- _WHAT THE EXERCISE ASKS_:
Identify and pull out each line of the entries in which "Sets" occurs.

Entries from a dataset of interfaces:
+---+

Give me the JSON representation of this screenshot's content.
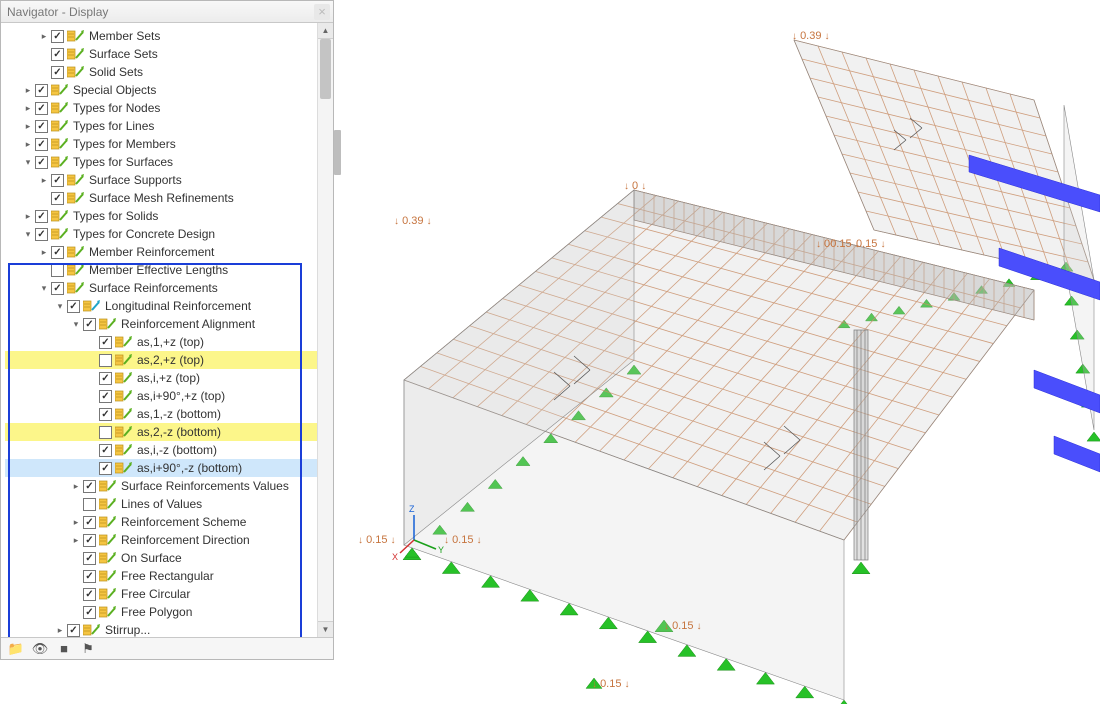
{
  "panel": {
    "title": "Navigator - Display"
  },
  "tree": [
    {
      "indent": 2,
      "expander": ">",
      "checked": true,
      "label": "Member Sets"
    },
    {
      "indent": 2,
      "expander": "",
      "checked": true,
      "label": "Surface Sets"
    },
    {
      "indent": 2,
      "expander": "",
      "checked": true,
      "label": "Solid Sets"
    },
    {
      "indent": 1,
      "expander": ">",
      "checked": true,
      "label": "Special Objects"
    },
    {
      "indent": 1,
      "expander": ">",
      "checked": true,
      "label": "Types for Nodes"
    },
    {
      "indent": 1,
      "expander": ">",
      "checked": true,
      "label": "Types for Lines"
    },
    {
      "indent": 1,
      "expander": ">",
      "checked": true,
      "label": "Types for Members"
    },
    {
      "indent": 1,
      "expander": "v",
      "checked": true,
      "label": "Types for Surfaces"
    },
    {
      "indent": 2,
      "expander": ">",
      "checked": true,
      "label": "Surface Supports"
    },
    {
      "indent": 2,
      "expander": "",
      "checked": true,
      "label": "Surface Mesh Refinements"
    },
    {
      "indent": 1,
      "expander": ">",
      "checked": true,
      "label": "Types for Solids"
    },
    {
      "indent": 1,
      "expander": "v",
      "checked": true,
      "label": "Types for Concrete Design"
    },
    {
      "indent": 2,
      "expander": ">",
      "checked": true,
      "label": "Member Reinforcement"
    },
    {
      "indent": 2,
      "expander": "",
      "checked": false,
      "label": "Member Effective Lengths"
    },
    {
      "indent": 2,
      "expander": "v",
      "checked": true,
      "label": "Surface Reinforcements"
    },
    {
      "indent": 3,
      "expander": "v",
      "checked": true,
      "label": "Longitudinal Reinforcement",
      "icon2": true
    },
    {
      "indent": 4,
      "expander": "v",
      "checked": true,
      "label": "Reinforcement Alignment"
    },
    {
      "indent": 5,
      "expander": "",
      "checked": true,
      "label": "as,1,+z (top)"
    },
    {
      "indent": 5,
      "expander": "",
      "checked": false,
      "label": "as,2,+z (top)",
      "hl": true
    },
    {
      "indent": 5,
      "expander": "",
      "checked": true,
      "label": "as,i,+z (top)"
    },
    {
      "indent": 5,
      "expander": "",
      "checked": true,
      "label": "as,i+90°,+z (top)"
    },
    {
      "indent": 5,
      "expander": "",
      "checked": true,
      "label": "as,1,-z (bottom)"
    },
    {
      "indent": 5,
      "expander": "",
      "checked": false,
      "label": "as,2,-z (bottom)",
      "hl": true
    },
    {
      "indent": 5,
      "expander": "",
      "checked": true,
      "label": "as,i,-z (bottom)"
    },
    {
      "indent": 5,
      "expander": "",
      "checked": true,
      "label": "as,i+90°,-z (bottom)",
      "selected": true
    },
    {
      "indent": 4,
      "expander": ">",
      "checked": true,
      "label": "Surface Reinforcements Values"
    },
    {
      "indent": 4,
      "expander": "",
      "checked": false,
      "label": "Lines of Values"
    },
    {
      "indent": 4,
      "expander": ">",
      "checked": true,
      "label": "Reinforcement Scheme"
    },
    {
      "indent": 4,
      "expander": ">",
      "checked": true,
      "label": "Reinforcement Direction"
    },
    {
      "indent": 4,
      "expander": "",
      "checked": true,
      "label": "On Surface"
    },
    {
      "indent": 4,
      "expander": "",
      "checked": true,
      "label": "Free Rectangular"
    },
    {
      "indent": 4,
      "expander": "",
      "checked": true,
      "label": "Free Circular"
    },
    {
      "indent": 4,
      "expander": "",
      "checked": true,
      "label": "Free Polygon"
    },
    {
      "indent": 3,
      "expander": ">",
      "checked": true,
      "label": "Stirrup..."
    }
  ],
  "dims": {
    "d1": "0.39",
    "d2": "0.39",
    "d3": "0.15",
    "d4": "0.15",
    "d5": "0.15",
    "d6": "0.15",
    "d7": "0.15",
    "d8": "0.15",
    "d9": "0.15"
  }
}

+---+

- _OUTPUT OF THE EXERCISE_:
      "label": "Member Sets"
      "label": "Surface Sets"
      "label": "Solid Sets"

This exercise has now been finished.